Peptides and Proteins

  1. Odd Stokke Gabrielsen,
  2. Vilborg Matre,
  3. Stine Bergholtz

Published Online: 15 SEP 2006

DOI: 10.1002/9780470027318.a1628

Encyclopedia of Analytical Chemistry

Encyclopedia of Analytical Chemistry

How to Cite

Gabrielsen, O. S., Matre, V. and Bergholtz, S. 2006. Protein–Oligonucleotide Interactions. Encyclopedia of Analytical Chemistry. .

Author Information

  1. University of Oslo, Department of Biochemistry, Norway

Publication History

  1. Published Online: 15 SEP 2006

Abstract

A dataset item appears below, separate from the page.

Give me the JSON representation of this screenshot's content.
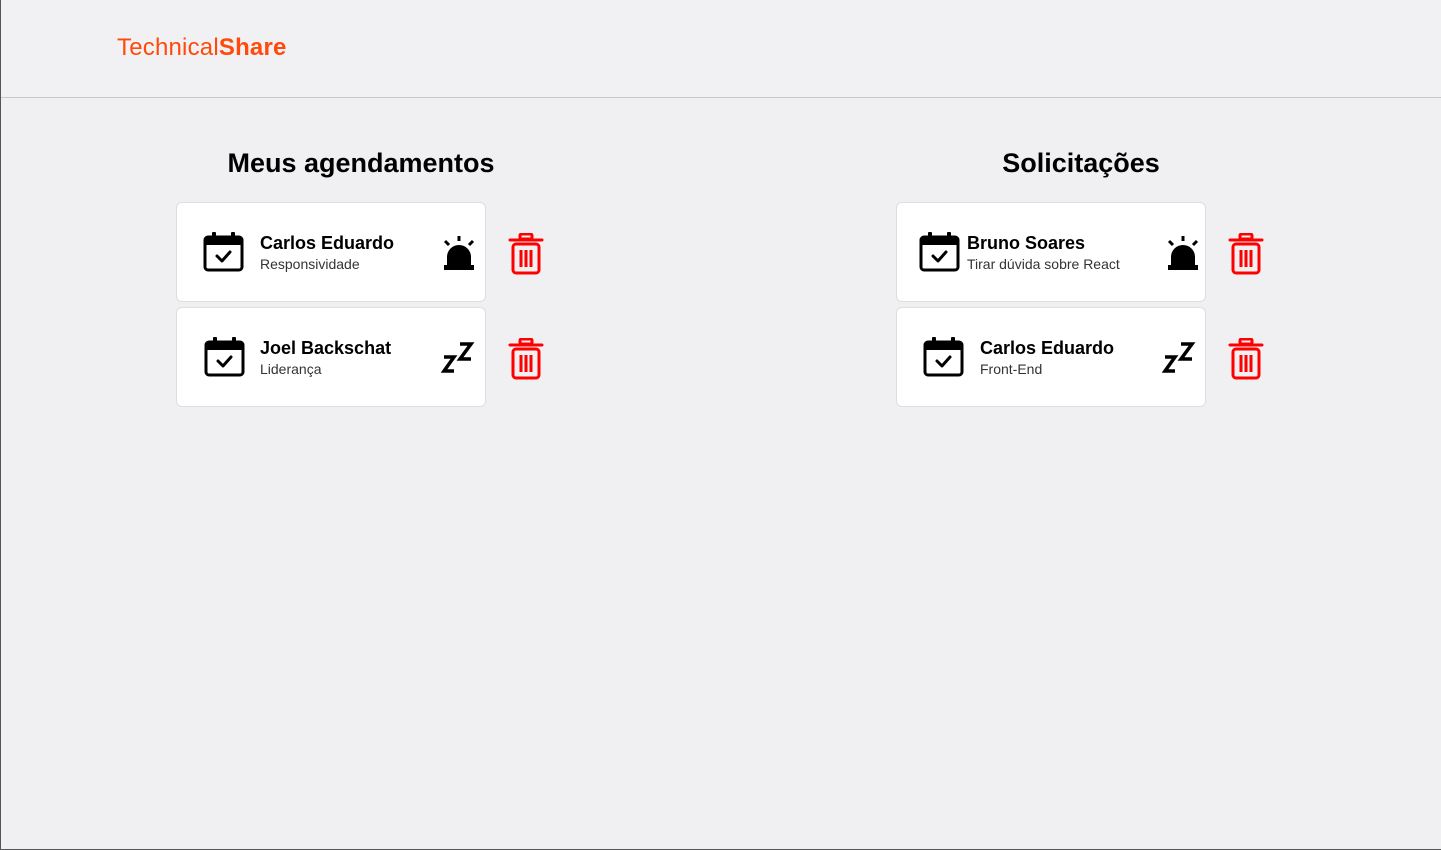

The specific binding of a protein to a nucleic acid is a first step in several central processes in a living cell. Sequence-specific protein–DNA interactions are crucial for the functional read-out of genetic information. Sequence recognition is the result of a concerted action of many weak chemical interactions of different types between the protein and its DNA target, including nonspecific electrostatic interactions, hydrogen bonding and van der Waals contacts. The precise complementarity of shape between the two macromolecules facilitates specific chemical recognition to be established. The electrophoretic mobility shift assay (EMSA) and several variants of footprinting are simple electrophoretic methods developed to study protein–DNA interactions. Because the specificity is determined by the nucleic acid sequence, the same methods can be exploited for a wide range of proteins simply by changing the sequence of the nucleic acid. EMSA detects sequence-specific DNA-binding activity in a protein sample as a separate migrating band in a nondenaturating gel. A footprinting method provides more detailed information on the precise location of a bound protein along the DNA fragment through the removal of specific bands in a pattern of cleaved fragments separated by electrophoresis. Both methods are highly sensitive due to the use of radioactively labeled oligonucleotides and can be performed with protein samples of low purity. When combined these methods are capable of providing a picture of the protein–DNA complex with a great deal of molecular detail, surpassed only by the more demanding methods of crystallography and nuclear magnetic resonance (NMR).